• **Task to carry out**: Find how many lines below hold "this", then state that number by itself.

• **Exercise inputs**:
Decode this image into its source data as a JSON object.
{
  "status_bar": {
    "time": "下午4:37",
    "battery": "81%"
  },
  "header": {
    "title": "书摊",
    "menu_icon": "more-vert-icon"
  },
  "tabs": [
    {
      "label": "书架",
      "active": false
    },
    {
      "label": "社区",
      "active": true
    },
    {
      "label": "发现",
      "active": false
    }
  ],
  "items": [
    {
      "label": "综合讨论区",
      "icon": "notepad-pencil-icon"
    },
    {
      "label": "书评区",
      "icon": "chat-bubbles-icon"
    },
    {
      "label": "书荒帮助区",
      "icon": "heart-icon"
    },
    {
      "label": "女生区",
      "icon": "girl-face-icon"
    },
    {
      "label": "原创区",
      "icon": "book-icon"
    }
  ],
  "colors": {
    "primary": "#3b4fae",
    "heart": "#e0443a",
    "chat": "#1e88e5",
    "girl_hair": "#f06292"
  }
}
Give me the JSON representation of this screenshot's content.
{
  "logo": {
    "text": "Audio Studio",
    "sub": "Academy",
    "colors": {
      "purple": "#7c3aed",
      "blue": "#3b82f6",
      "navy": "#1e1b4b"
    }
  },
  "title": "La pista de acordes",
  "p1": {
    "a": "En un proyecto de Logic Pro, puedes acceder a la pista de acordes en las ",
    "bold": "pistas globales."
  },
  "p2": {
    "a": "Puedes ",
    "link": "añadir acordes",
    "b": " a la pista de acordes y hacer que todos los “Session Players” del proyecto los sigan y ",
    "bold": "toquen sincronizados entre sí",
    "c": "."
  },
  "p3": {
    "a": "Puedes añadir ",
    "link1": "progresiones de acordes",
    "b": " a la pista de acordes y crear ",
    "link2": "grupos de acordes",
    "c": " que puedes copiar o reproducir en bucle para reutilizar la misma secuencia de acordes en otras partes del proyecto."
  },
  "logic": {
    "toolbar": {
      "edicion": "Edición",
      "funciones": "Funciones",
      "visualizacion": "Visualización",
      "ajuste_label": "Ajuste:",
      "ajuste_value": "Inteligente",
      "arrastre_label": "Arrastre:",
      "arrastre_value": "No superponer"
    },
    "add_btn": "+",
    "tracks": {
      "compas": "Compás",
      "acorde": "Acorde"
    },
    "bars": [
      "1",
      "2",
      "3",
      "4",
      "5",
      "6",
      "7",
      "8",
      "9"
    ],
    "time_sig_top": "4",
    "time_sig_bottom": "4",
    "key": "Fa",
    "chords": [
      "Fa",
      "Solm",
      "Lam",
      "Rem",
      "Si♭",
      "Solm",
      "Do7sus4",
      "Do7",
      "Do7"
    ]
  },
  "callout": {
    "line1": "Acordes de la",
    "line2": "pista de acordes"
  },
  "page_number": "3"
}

• **Task solution**: 2